|Burning mosques and killing several people in an outbreak of anti-Muslim violence that followed deadly protests against caricatures of the Prophet Muhammad over the weekend, that is what the Christian mobs did through a southern Nigerian city Tuesday.|
Predominantly Christian city of Onitsha said several Muslims with origins in the north were beaten to death by mobs which also burned two mosques there, residents and witnesses in the southern, said.
Izzy Uzor, an Onitsha resident and businessman, told The Associated Press by telephone that, "The mosque at the main market has been burnt and I've counted at least six dead bodies on the streets," and added "The whole town is in a frenzy and people are running in all directions."
Killing at least 18 people, the violence appeared to be in reprisal for anti-Christian violence Saturday in the mostly Muslim northern city of Maiduguri in which thousands of Muslims protesting caricatures of the Prophet Muhammad attacked Christians and burned churches.
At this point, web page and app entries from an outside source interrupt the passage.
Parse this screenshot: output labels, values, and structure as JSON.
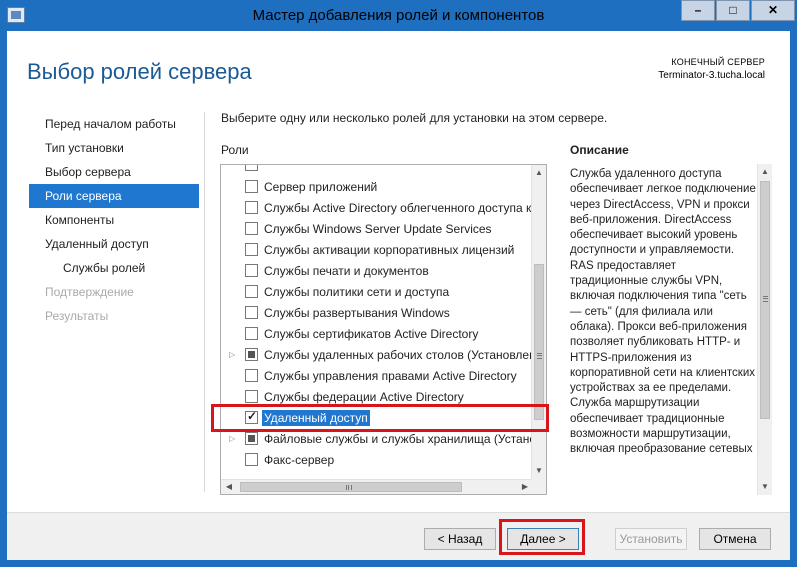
{
  "window": {
    "title": "Мастер добавления ролей и компонентов",
    "controls": {
      "minimize": "–",
      "maximize": "□",
      "close": "✕"
    }
  },
  "header": {
    "page_title": "Выбор ролей сервера",
    "destination_label": "КОНЕЧНЫЙ СЕРВЕР",
    "destination_server": "Terminator-3.tucha.local"
  },
  "nav": {
    "items": [
      {
        "label": "Перед началом работы",
        "state": "normal"
      },
      {
        "label": "Тип установки",
        "state": "normal"
      },
      {
        "label": "Выбор сервера",
        "state": "normal"
      },
      {
        "label": "Роли сервера",
        "state": "active"
      },
      {
        "label": "Компоненты",
        "state": "normal"
      },
      {
        "label": "Удаленный доступ",
        "state": "normal"
      },
      {
        "label": "Службы ролей",
        "state": "sub"
      },
      {
        "label": "Подтверждение",
        "state": "disabled"
      },
      {
        "label": "Результаты",
        "state": "disabled"
      }
    ]
  },
  "main": {
    "instruction": "Выберите одну или несколько ролей для установки на этом сервере.",
    "roles_header": "Роли",
    "description_header": "Описание",
    "roles": [
      {
        "label": "Сервер приложений",
        "state": "unchecked",
        "expandable": false
      },
      {
        "label": "Службы Active Directory облегченного доступа к",
        "state": "unchecked",
        "expandable": false
      },
      {
        "label": "Службы Windows Server Update Services",
        "state": "unchecked",
        "expandable": false
      },
      {
        "label": "Службы активации корпоративных лицензий",
        "state": "unchecked",
        "expandable": false
      },
      {
        "label": "Службы печати и документов",
        "state": "unchecked",
        "expandable": false
      },
      {
        "label": "Службы политики сети и доступа",
        "state": "unchecked",
        "expandable": false
      },
      {
        "label": "Службы развертывания Windows",
        "state": "unchecked",
        "expandable": false
      },
      {
        "label": "Службы сертификатов Active Directory",
        "state": "unchecked",
        "expandable": false
      },
      {
        "label": "Службы удаленных рабочих столов (Установлен",
        "state": "partial",
        "expandable": true
      },
      {
        "label": "Службы управления правами Active Directory",
        "state": "unchecked",
        "expandable": false
      },
      {
        "label": "Службы федерации Active Directory",
        "state": "unchecked",
        "expandable": false
      },
      {
        "label": "Удаленный доступ",
        "state": "checked",
        "expandable": false,
        "selected": true
      },
      {
        "label": "Файловые службы и службы хранилища (Устано",
        "state": "partial",
        "expandable": true
      },
      {
        "label": "Факс-сервер",
        "state": "unchecked",
        "expandable": false
      }
    ],
    "description": "Служба удаленного доступа обеспечивает легкое подключение через DirectAccess, VPN и прокси веб-приложения. DirectAccess обеспечивает высокий уровень доступности и управляемости. RAS предоставляет традиционные службы VPN, включая подключения типа \"сеть — сеть\" (для филиала или облака). Прокси веб-приложения позволяет публиковать HTTP- и HTTPS-приложения из корпоративной сети на клиентских устройствах за ее пределами. Служба маршрутизации обеспечивает традиционные возможности маршрутизации, включая преобразование сетевых"
  },
  "footer": {
    "back": "< Назад",
    "next": "Далее >",
    "install": "Установить",
    "cancel": "Отмена"
  },
  "colors": {
    "titlebar": "#1e6fbf",
    "accent": "#1f77d0",
    "heading": "#1c5a96",
    "highlight": "#d9151c"
  }
}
One badly beaten Muslim man ran into his office from the streets to escape the violence, another Onitsha resident, Isotonu Achor, said. Achor also added "There is blood all over him and I'm scared they'll come for him here. If he doesn't get urgent treatment he will die,"
Thousands of people have died in religious violence in Nigeria since 2000, roughly divided between a predominantly Muslim north and a mainly Christian south, Nigeria, Africa's most populous country of more than 130 million people.
The Christian Association of Nigeria said at least 50 people were killed in the violence, Saturday's protest over the cartoons of Prophet Muhammad in Maiduguri marked the first violent demonstrations over the issue in Nigeria. Police say at least 18 people, most of them Christians, died, and 30 churches were burned down.
One caricature shows Muhammad wearing a bomb-shaped turban with an ignited fuse, the cartoons, which first appeared in a Danish newspaper in September, have set off sometimes violent protests around the world.
By: Kane Langford